▸ **WHAT YOU HAVE TO DO**: Set the records down again. Match every line exactly.

▸ **MATERIAL PROVIDED**:
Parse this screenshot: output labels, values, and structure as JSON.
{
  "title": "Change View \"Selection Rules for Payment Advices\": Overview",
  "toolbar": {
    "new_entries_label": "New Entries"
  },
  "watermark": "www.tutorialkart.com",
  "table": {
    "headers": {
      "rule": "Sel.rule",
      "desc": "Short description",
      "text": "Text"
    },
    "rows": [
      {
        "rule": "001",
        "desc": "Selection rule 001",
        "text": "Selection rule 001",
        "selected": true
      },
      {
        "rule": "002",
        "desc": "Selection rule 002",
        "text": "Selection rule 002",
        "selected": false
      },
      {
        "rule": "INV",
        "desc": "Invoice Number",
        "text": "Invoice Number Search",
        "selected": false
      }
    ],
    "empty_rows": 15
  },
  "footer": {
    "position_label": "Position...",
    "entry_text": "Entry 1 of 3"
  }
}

▸ **REPLY**:
Parse this screenshot: output labels, values, and structure as JSON.
{
  "title": "Change View \"Selection Rules for Payment Advices\": Overview",
  "toolbar": {
    "new_entries_label": "New Entries"
  },
  "watermark": "www.tutorialkart.com",
  "table": {
    "headers": {
      "rule": "Sel.rule",
      "desc": "Short description",
      "text": "Text"
    },
    "rows": [
      {
        "rule": "001",
        "desc": "Selection rule 001",
        "text": "Selection rule 001",
        "selected": true
      },
      {
        "rule": "002",
        "desc": "Selection rule 002",
        "text": "Selection rule 002",
        "selected": false
      },
      {
        "rule": "INV",
        "desc": "Invoice Number",
        "text": "Invoice Number Search",
        "selected": false
      }
    ],
    "empty_rows": 15
  },
  "footer": {
    "position_label": "Position...",
    "entry_text": "Entry 1 of 3"
  }
}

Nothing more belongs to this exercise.